Fruits and Veggies Cut Cancer Risks
Studies Offer New Insights Into How Plant-Rich Diets Can Offer Protection
WebMD News Archive
Fruit, Vegetables Lower Head and Neck Cancer Risk
While several studies have suggested that fruits and vegetables may lower
the risk of head and neck cancer, many suffered from poor design as they asked
people who had already developed cancer to recall their dietary habits years
before, says Kristal, who moderated a news conference on the findings.
To help settle the issue, National Cancer Institute researchers asked
490,802 AARP members about their typical dietary habits and then followed them
for five years. During that time, 787 of them developed head and neck
Results showed that participants who ate about 12 servings of fruit and
vegetables per day were 29% less likely to develop the cancer than those who
ate three servings per day. Increasing consumption by just two servings of
fruit or vegetables per day was associated with a 6% reduction in head and neck
cancer risk, researcher Neal Freedman, PhD, a cancer prevention fellow, tells
One serving equals approximately one medium-sized fresh fruit, 1/2 cup of
cut fruit, 6 ounces of fruit juice, 1 cup of leafy vegetables, or 1/2 cup of
Broccoli Curbs Breast Cancer Spread
While studies have shown that broccoli and soy offer protection against
breast and ovarian cancer, how this occurs has not been well understood, says
Erin Hsu, MS, a molecular toxicologist at the University of California, Los
Her team's laboratory experiments offer one potential clue, showing that
diindolylmethane (DIM), a compound resulting from digestion of cruciferous
vegetables, and genistein, a major isoflavone in soy, reduce production of two
proteins whose attraction to each other is necessary for the spread of both
In the experiments, the researchers exposed breast and ovarian cancer cells
to purified DIM or genistein. Levels of two proteins known as CXCR4 and CXCL12
that promote breast and ovarian cancer spread dropped.
"In other words, DIM and genistein make the cancers more treatable,"
Hsu tells WebMD.
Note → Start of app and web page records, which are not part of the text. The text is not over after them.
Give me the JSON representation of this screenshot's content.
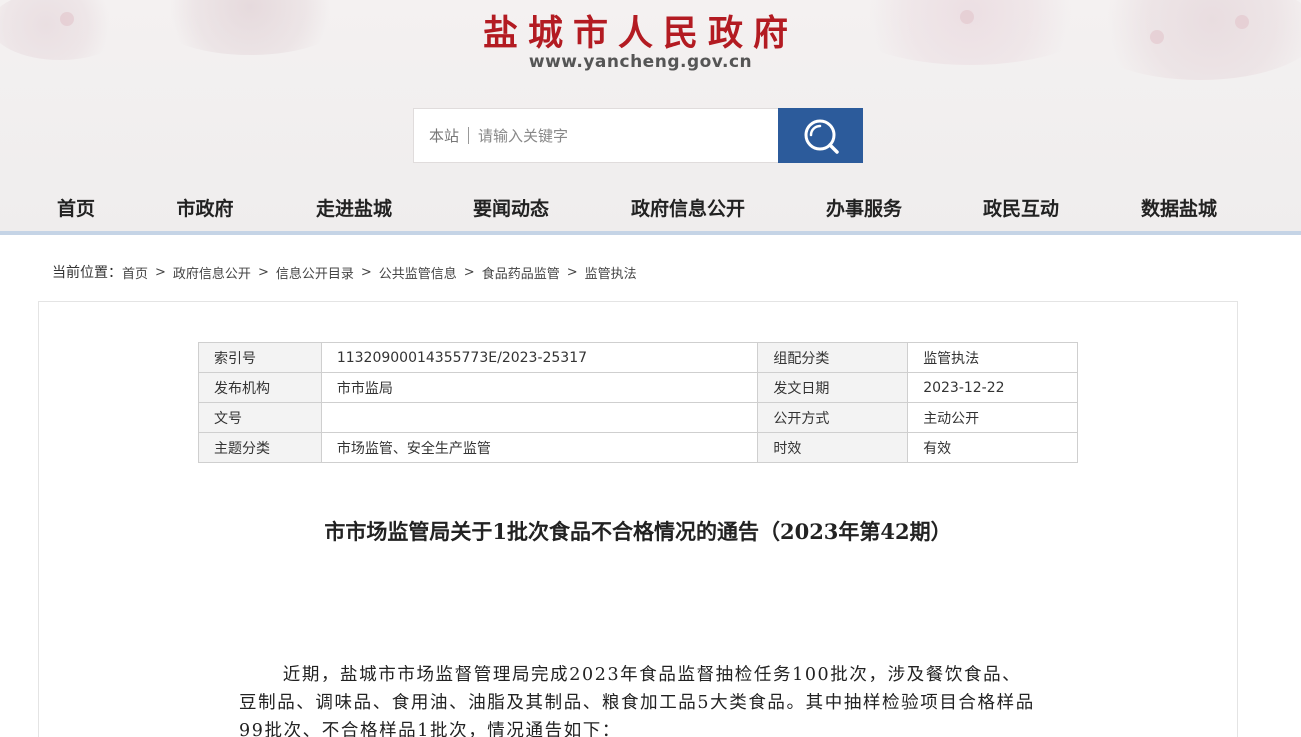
{
  "header": {
    "site_title": "盐城市人民政府",
    "site_url": "www.yancheng.gov.cn",
    "search": {
      "scope": "本站",
      "placeholder": "请输入关键字"
    },
    "search_icon": "magnifier-icon"
  },
  "nav": {
    "items": [
      "首页",
      "市政府",
      "走进盐城",
      "要闻动态",
      "政府信息公开",
      "办事服务",
      "政民互动",
      "数据盐城"
    ]
  },
  "breadcrumb": {
    "label": "当前位置：",
    "items": [
      "首页",
      "政府信息公开",
      "信息公开目录",
      "公共监管信息",
      "食品药品监管",
      "监管执法"
    ],
    "separator": ">"
  },
  "meta": {
    "rows": [
      [
        "索引号",
        "11320900014355773E/2023-25317",
        "组配分类",
        "监管执法"
      ],
      [
        "发布机构",
        "市市监局",
        "发文日期",
        "2023-12-22"
      ],
      [
        "文号",
        "",
        "公开方式",
        "主动公开"
      ],
      [
        "主题分类",
        "市场监管、安全生产监管",
        "时效",
        "有效"
      ]
    ]
  },
  "article": {
    "title": "市市场监管局关于1批次食品不合格情况的通告（2023年第42期）",
    "paragraph": "近期，盐城市市场监督管理局完成2023年食品监督抽检任务100批次，涉及餐饮食品、豆制品、调味品、食用油、油脂及其制品、粮食加工品5大类食品。其中抽样检验项目合格样品99批次、不合格样品1批次，情况通告如下："
  },
  "colors": {
    "title_red": "#b31b22",
    "search_button_blue": "#2c5b9b",
    "nav_underline": "#c5d4e6"
  }
}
Both DIM and genistein are being developed for use in the prevention and
treatment for breast cancer, although more extensive toxicological studies are
necessary, she says.